### REQUIREMENT
Read each line of the material and note whether it contains "akkor". Give the number of such lines and nothing else.

>>>>>

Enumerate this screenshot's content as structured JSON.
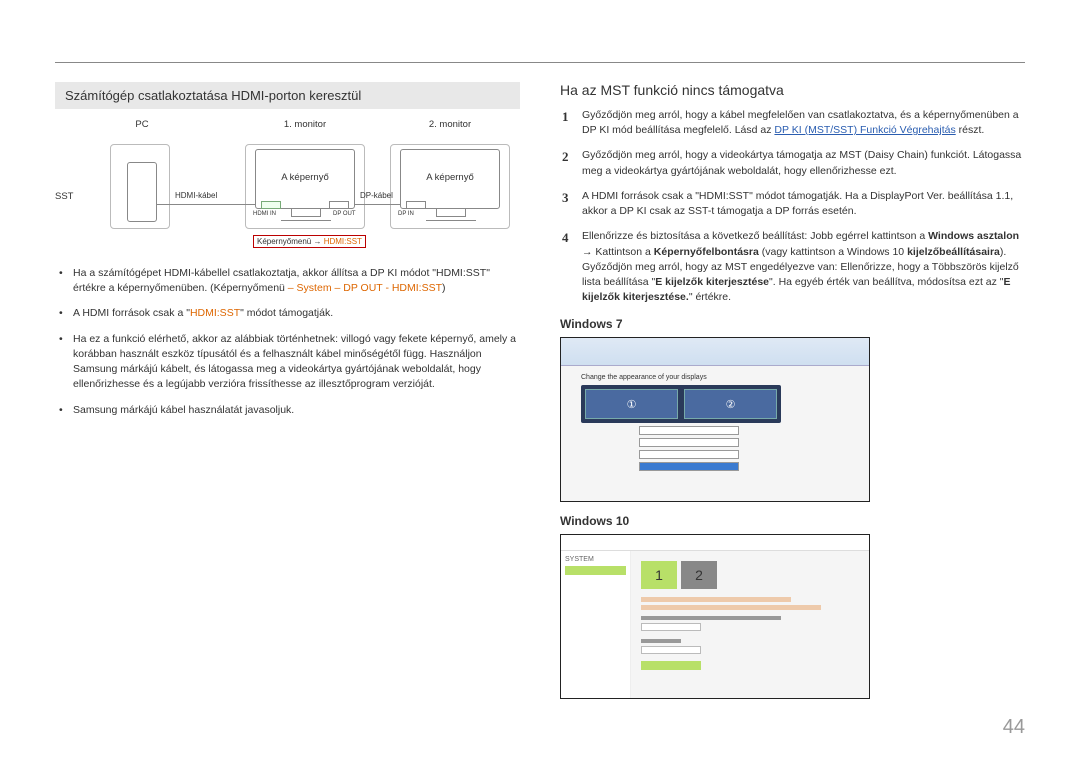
{
  "page_number": "44",
  "left": {
    "heading": "Számítógép csatlakoztatása HDMI-porton keresztül",
    "diagram": {
      "pc": "PC",
      "mon1": "1. monitor",
      "mon2": "2. monitor",
      "sst": "SST",
      "screen": "A képernyő",
      "hdmi_cable": "HDMI-kábel",
      "hdmi_in": "HDMI IN",
      "dp_out": "DP OUT",
      "dp_cable": "DP-kábel",
      "dp_in": "DP IN",
      "menu_prefix": "Képernyőmenü → ",
      "menu_value": "HDMI:SST"
    },
    "bullets": [
      {
        "pre": "Ha a számítógépet HDMI-kábellel csatlakoztatja, akkor állítsa a DP KI módot \"HDMI:SST\" értékre a képernyőmenüben. (Képernyőmenü ",
        "orange": "– System – DP OUT - HDMI:SST",
        "post": ")"
      },
      {
        "pre": "A HDMI források csak a \"",
        "orange": "HDMI:SST",
        "post": "\" módot támogatják."
      },
      {
        "pre": "Ha ez a funkció elérhető, akkor az alábbiak történhetnek: villogó vagy fekete képernyő, amely a korábban használt eszköz típusától és a felhasznált kábel minőségétől függ. Használjon Samsung márkájú kábelt, és látogassa meg a videokártya gyártójának weboldalát, hogy ellenőrizhesse és a legújabb verzióra frissíthesse az illesztőprogram verzióját.",
        "orange": "",
        "post": ""
      },
      {
        "pre": "Samsung márkájú kábel használatát javasoljuk.",
        "orange": "",
        "post": ""
      }
    ]
  },
  "right": {
    "heading": "Ha az MST funkció nincs támogatva",
    "items": [
      {
        "pre": "Győződjön meg arról, hogy a kábel megfelelően van csatlakoztatva, és a képernyőmenüben a DP KI mód beállítása megfelelő. Lásd az ",
        "link": "DP KI (MST/SST) Funkció Végrehajtás",
        "post": " részt."
      },
      {
        "pre": "Győződjön meg arról, hogy a videokártya támogatja az MST (Daisy Chain) funkciót. Látogassa meg a videokártya gyártójának weboldalát, hogy ellenőrizhesse ezt.",
        "link": "",
        "post": ""
      },
      {
        "pre": "A HDMI források csak a \"HDMI:SST\" módot támogatják. Ha a DisplayPort Ver. beállítása 1.1, akkor a DP KI csak az SST-t támogatja a DP forrás esetén.",
        "link": "",
        "post": ""
      },
      {
        "pre": "Ellenőrizze és biztosítása a következő beállítást: Jobb egérrel kattintson a ",
        "b1": "Windows asztalon",
        "mid": " → Kattintson a ",
        "b2": "Képernyőfelbontásra",
        "mid2": " (vagy kattintson a Windows 10 ",
        "b3": "kijelzőbeállításaira",
        "mid3": "). Győződjön meg arról, hogy az MST engedélyezve van: Ellenőrizze, hogy a Többszörös kijelző lista beállítása \"",
        "b4": "E kijelzők kiterjesztése",
        "mid4": "\". Ha egyéb érték van beállítva, módosítsa ezt az \"",
        "b5": "E kijelzők kiterjesztése.",
        "post": "\" értékre."
      }
    ],
    "win7_label": "Windows 7",
    "win10_label": "Windows 10",
    "win7_caption": "Change the appearance of your displays",
    "win10_header": "SYSTEM"
  }
}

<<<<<

### ANSWER TO THIS EXERCISE
3